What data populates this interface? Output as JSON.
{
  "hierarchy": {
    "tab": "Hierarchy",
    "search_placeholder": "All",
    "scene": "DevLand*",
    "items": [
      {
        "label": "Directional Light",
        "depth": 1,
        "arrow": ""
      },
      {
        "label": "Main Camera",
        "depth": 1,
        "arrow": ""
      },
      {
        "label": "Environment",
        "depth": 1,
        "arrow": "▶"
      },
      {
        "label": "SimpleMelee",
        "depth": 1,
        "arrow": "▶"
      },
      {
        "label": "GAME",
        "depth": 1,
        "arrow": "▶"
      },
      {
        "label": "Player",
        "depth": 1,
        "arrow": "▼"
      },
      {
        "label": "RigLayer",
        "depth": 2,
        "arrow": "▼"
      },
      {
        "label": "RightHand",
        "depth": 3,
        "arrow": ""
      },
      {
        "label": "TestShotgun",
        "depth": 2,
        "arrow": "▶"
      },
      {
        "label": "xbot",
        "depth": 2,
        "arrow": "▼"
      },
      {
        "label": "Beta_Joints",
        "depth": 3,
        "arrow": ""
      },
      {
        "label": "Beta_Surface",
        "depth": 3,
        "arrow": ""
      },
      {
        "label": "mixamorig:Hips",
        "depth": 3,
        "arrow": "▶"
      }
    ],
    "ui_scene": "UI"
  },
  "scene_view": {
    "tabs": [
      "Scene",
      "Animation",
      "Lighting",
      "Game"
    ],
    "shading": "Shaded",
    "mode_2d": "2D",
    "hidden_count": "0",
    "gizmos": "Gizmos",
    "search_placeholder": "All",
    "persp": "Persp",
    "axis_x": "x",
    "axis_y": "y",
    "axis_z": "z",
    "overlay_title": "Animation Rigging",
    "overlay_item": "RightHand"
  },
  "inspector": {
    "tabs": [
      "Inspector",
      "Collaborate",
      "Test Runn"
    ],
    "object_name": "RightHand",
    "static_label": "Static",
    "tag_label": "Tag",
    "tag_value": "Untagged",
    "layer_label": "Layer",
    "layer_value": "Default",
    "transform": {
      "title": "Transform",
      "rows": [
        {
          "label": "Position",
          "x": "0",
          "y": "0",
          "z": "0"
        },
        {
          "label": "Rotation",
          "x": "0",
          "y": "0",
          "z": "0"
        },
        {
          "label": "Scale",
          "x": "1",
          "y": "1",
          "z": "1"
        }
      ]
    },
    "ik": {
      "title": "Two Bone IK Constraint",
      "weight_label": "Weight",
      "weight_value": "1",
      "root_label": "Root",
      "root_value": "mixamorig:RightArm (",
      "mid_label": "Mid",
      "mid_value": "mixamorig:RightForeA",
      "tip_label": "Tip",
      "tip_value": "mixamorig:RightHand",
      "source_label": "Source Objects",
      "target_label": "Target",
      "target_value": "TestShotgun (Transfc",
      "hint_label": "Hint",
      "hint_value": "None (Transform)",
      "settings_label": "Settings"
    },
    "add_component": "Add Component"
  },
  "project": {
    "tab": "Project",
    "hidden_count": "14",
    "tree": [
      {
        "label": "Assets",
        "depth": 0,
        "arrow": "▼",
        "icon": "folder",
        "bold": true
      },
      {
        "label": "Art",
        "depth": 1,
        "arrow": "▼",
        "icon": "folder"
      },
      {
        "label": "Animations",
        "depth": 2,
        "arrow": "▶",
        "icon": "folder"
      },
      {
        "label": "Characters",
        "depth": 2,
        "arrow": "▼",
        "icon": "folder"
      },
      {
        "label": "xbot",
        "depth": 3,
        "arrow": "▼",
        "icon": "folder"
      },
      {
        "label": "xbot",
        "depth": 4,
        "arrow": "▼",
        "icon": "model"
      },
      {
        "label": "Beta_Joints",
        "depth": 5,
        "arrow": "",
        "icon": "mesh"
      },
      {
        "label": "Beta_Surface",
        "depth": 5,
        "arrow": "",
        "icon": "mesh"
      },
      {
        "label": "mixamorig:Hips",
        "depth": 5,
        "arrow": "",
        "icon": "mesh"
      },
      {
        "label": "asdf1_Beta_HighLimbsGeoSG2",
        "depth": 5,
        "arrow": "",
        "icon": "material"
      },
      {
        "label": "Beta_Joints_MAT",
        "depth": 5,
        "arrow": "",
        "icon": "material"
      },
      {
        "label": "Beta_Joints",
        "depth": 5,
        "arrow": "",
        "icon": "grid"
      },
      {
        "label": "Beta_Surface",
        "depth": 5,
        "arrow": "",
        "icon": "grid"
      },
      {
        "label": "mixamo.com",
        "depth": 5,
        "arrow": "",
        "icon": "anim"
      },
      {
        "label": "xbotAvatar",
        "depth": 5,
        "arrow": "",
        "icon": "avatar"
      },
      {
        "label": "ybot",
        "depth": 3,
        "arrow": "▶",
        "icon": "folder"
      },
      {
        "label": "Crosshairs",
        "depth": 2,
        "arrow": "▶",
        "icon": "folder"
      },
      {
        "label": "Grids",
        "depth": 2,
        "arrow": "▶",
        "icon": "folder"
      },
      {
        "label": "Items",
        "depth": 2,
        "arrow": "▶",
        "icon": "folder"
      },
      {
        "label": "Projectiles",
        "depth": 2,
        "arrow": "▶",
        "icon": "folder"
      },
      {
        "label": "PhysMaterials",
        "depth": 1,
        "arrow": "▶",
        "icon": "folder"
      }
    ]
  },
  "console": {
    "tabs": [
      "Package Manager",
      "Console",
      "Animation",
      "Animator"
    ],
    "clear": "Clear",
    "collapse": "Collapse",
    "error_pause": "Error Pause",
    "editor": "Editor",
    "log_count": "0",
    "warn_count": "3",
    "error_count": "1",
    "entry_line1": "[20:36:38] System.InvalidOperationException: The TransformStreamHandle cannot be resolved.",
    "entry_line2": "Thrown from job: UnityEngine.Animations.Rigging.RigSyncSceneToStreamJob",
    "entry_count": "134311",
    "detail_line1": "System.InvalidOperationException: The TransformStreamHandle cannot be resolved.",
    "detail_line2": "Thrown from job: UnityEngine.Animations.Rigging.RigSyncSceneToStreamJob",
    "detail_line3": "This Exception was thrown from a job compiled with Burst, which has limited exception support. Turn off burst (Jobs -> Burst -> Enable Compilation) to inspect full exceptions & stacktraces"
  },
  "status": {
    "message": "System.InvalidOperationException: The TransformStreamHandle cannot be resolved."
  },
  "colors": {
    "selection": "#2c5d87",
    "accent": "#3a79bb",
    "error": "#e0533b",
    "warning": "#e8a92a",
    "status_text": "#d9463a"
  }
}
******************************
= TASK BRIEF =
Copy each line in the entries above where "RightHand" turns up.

= RESPONSE AREA =
        "label": "RightHand",
    "overlay_item": "RightHand"
    "object_name": "RightHand",
      "tip_value": "mixamorig:RightHand",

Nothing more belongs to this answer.